Via the Washington Post: “In Utah, schools can now hire teachers with no training whatsoever.”
UC Berkeley chancellor Nicholas Dirks will resign. Meanwhile: “As UC Berkeley prepared to eliminate hundreds of jobs and take millions of dollars in loans to help balance its flagging budget, the campus also paid more than $200,000 to ‘improve the chancellor’s strategic profile nationally and internationally,’” writes The San Francisco Chronicle.
After laying off 1000 employees last week, the Chicago Public Schools is now looking to hire – you guessed it – 1000 teachers.
“How 37 States Are Handling Teacher Shortages” by Dan Meyer.
Upgrades and Downgrades
Gawker.com will end its operations next week. Just goes to show what an angry billionaire libertarian can do to destroy a free press. (Enjoy your Thiel Fellowship, fellows.)
Via the Stanford Social Innovation Review: “Unintended Consequences.” The story of how Inigral (later Uversity) was “steered into trouble” by taking strategic investment from the Gates Foundation. (It also received funding from Peter Thiel’s Founders Fund. Edsurge reposted the article, but didn’t add a disclosure about its own financial relationship to the Gates Foundation or that it was co-founded by a VP of Inigral.)
“Prison ed tech takes off,” Cisco says with a dollar-signs-in-eyeballs sort of excitement.
Various updates from Google: The company is “killing Google Hangouts on Air,” says The Verge. Via Edsurge: “Google Offers Free Cloud Access to Colleges, Plays Catch Up to Amazon, Microsoft.” And via the Google blog, news of more features added to the company’s pseudo-LMS. (Rafranz Davis has a good blog post on the uncritical reception of ed-tech brands and why some of these new features involve “errors in innovation.” Highlights of her post include a white guy from Google calling her out on Twitter for speaking her mind. Nice job there, Googler.)
Something something flipped classroom something something. Innovation!
“Personalized CliffNotes” pretty much sums up the state of ed-tech in 2016.
Via Techcrunch: “Spotify launches a new Kids category with a focus on learning activities, language development.”
Social-emotional learning and VR. Because Stanford. (And because Edsurge.)
The latest on the LMS market – this one on D2L – from Mindwire Consulting’s Phil Hill.
Via Slate: “Forgiving All Student Loan Debt Would Be an Awful, Regressive Idea.”
Amazon is opening a new pickup location at the University of Illinois at Chicago.
Via Technode: “This Startup Is Using WeChat Chatbots To Scale English Learning.” (“This startup” is Rikai Labs.)
Via Education Week: “Brain Imaging Eyed as Path to Better Education Software.”
Funding and Acquisitions (The Business of Ed-Tech)
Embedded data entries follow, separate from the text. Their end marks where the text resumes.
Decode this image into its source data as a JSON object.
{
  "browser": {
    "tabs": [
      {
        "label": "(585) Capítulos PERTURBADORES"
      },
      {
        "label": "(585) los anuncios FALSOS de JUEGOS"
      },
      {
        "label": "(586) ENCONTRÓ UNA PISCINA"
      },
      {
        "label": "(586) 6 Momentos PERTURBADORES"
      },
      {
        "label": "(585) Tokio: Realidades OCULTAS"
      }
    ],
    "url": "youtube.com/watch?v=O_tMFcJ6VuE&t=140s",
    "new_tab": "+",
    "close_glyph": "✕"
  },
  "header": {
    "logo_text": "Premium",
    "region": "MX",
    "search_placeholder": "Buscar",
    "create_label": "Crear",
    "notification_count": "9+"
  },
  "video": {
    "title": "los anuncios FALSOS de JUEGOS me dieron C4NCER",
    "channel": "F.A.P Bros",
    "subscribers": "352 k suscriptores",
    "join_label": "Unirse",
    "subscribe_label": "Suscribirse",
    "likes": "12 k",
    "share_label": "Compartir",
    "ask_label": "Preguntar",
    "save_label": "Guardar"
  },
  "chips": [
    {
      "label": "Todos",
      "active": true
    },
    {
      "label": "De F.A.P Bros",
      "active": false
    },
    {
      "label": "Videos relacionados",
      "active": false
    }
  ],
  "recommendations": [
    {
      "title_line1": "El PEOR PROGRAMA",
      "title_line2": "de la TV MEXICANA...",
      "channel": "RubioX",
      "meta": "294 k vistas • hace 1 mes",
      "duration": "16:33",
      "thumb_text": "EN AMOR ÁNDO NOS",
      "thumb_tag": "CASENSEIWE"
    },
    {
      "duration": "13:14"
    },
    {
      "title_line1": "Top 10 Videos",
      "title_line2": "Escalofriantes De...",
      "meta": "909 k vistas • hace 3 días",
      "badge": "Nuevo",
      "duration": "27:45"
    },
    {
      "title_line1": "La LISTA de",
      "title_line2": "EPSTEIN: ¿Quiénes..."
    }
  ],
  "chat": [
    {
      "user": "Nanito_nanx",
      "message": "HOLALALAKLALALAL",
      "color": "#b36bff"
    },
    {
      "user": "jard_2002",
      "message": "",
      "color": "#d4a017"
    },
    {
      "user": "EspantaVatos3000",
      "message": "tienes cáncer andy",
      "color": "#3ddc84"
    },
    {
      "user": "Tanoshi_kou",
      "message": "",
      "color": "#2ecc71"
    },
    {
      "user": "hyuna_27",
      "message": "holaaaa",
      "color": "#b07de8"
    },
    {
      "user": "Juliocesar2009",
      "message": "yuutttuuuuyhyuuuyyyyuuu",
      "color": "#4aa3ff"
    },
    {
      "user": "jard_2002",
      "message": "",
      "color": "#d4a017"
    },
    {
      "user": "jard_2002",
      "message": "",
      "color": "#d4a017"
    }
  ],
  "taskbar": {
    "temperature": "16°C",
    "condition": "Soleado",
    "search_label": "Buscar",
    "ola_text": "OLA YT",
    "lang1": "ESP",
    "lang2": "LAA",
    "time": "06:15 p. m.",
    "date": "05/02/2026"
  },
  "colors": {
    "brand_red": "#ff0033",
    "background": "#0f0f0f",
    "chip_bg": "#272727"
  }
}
Coding bootcamp Galvanize has raised $45 million in Series B funding from ABS Capital Partners, Colorado Impact Fund, Haystack Partners, Greg Maffei, Aspen Grove Capital, and University Ventures. It’s raised $63 million total.
Coding bootcamp Byte Academy has raised $2.67 million in funding from Tri5 Ventures.
Testing startup Gradopedia has raised an undisclosed amount of seed funding from an undisclosed list of investors.
Publisher John Wiley & Sons will acquire Atypon, a publishing software company, for $120 million.
Certica Solutions has acquired Educuity.
Guardian Capital Partners has acquired Carson-Dellosa Publishing LLC from Birch Hill Equity Partners.
Data and “Research”
Via Babson College: “95 Percent of Entrepreneurs Worldwide Finance Their Own Startups. Only 0.16 percent of U.S. small businesses received venture capital in 2015.”
Via The Chronicle of Higher Education: “Study Finds More Faculty Diversity at Public Institutions Than at Private Ones.”
“‘Clickbait’-esque titles work for academic papers too,” says Boing Boing.
Via The New York Times: “Last year’s law school graduates landed fewer jobs in private practice than any class in the last two decades, according to the National Association for Law Placement, which tracks developments in the legal profession.”
Via Inside Higher Ed: “U.K. report on for-profit colleges in six countries finds few benefits of sector and calls for tighter regulation, while acknowledging lack of data makes it hard to set rules.” From the report, “relative to the public sector, the quality of provision, especially in the for-profits, is often found wanting, while tuition fees are usually higher.”